## [WHAT TO WORK ON]
The records below must be reproduced exactly, excluding any pictures.

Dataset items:
****************
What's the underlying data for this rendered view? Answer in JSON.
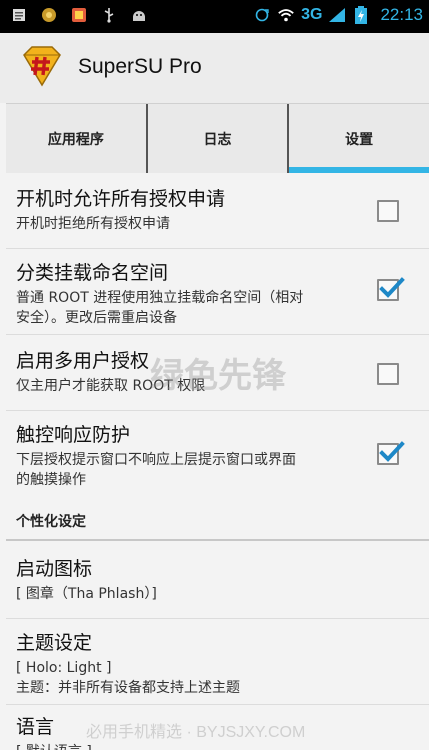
{
  "status_bar": {
    "icons_left": [
      "notes-icon",
      "app-icon",
      "gallery-icon",
      "usb-icon",
      "android-icon"
    ],
    "network": "3G",
    "time": "22:13"
  },
  "app_bar": {
    "title": "SuperSU Pro"
  },
  "tabs": [
    {
      "label": "应用程序",
      "active": false
    },
    {
      "label": "日志",
      "active": false
    },
    {
      "label": "设置",
      "active": true
    }
  ],
  "settings": {
    "items": [
      {
        "title": "开机时允许所有授权申请",
        "summary": "开机时拒绝所有授权申请",
        "checked": false
      },
      {
        "title": "分类挂载命名空间",
        "summary_lines": [
          "普通 ROOT 进程使用独立挂载命名空间（相对",
          "安全）。更改后需重启设备"
        ],
        "checked": true
      },
      {
        "title": "启用多用户授权",
        "summary": "仅主用户才能获取 ROOT 权限",
        "checked": false
      },
      {
        "title": "触控响应防护",
        "summary_lines": [
          "下层授权提示窗口不响应上层提示窗口或界面",
          "的触摸操作"
        ],
        "checked": true
      }
    ],
    "section_header": "个性化设定",
    "personal": [
      {
        "title": "启动图标",
        "summary": "[ 图章（Tha Phlash）]"
      },
      {
        "title": "主题设定",
        "summary_lines": [
          "[ Holo: Light ]",
          "主题：并非所有设备都支持上述主题"
        ]
      },
      {
        "title": "语言",
        "summary": "[ 默认语言 ]"
      }
    ]
  },
  "watermarks": {
    "center": "绿色先锋",
    "bottom": "必用手机精选 · BYJSJXY.COM"
  },
  "colors": {
    "accent": "#33b5e5",
    "check": "#1e88c7"
  }
}
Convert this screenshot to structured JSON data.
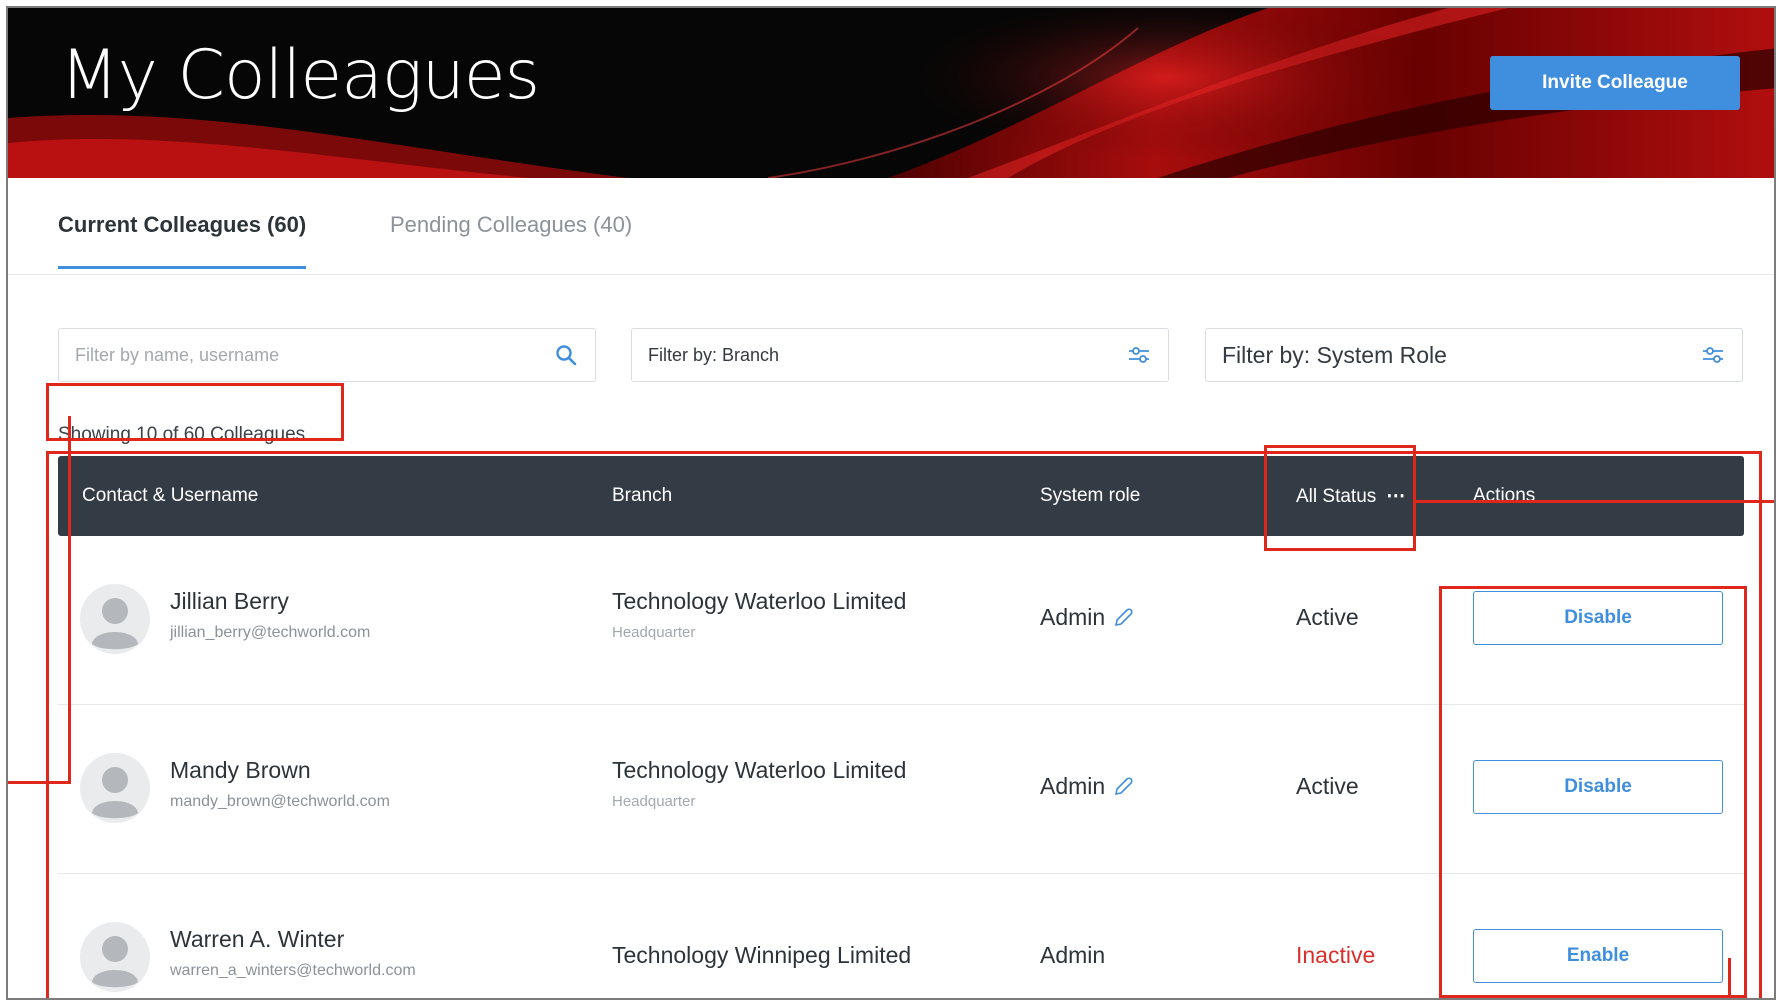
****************
## [ANSWER SECTION]
What's the underlying data for this rendered view? Answer in JSON.
{
  "status_bar": {
    "icons_left": [
      "notes-icon",
      "app-icon",
      "gallery-icon",
      "usb-icon",
      "android-icon"
    ],
    "network": "3G",
    "time": "22:13"
  },
  "app_bar": {
    "title": "SuperSU Pro"
  },
  "tabs": [
    {
      "label": "应用程序",
      "active": false
    },
    {
      "label": "日志",
      "active": false
    },
    {
      "label": "设置",
      "active": true
    }
  ],
  "settings": {
    "items": [
      {
        "title": "开机时允许所有授权申请",
        "summary": "开机时拒绝所有授权申请",
        "checked": false
      },
      {
        "title": "分类挂载命名空间",
        "summary_lines": [
          "普通 ROOT 进程使用独立挂载命名空间（相对",
          "安全）。更改后需重启设备"
        ],
        "checked": true
      },
      {
        "title": "启用多用户授权",
        "summary": "仅主用户才能获取 ROOT 权限",
        "checked": false
      },
      {
        "title": "触控响应防护",
        "summary_lines": [
          "下层授权提示窗口不响应上层提示窗口或界面",
          "的触摸操作"
        ],
        "checked": true
      }
    ],
    "section_header": "个性化设定",
    "personal": [
      {
        "title": "启动图标",
        "summary": "[ 图章（Tha Phlash）]"
      },
      {
        "title": "主题设定",
        "summary_lines": [
          "[ Holo: Light ]",
          "主题：并非所有设备都支持上述主题"
        ]
      },
      {
        "title": "语言",
        "summary": "[ 默认语言 ]"
      }
    ]
  },
  "watermarks": {
    "center": "绿色先锋",
    "bottom": "必用手机精选 · BYJSJXY.COM"
  },
  "colors": {
    "accent": "#33b5e5",
    "check": "#1e88c7"
  }
}
Convert this screenshot to structured JSON data.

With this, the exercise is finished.